* _Items from an interface collection_:
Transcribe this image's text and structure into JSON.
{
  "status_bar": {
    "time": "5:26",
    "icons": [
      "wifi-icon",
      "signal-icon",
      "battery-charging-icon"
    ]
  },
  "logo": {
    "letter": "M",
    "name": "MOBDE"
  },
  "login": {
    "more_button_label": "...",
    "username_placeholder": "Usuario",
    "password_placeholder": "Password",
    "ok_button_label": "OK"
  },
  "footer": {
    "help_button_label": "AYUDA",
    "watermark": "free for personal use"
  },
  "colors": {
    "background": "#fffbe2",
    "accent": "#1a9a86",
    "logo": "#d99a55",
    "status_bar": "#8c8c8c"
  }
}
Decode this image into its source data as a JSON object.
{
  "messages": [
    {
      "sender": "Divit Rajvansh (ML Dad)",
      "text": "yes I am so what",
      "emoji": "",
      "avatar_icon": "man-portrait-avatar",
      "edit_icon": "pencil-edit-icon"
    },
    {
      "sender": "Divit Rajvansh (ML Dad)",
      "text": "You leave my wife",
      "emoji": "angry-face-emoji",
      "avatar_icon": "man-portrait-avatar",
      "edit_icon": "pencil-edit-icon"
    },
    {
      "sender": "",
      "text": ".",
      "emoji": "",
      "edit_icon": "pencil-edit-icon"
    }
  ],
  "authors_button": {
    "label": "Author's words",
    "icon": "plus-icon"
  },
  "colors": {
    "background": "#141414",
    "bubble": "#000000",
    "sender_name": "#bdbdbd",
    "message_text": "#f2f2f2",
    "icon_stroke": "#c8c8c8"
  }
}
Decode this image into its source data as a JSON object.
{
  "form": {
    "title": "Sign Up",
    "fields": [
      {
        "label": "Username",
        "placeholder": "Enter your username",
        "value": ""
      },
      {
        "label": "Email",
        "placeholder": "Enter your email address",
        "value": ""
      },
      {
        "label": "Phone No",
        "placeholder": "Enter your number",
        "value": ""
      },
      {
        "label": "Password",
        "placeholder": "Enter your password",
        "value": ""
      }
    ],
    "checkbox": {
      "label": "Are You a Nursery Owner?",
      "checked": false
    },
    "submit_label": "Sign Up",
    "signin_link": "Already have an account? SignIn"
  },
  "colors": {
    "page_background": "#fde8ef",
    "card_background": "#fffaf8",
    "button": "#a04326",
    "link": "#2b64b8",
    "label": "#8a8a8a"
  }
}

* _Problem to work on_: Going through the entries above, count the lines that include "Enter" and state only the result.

* _Your solution_: 4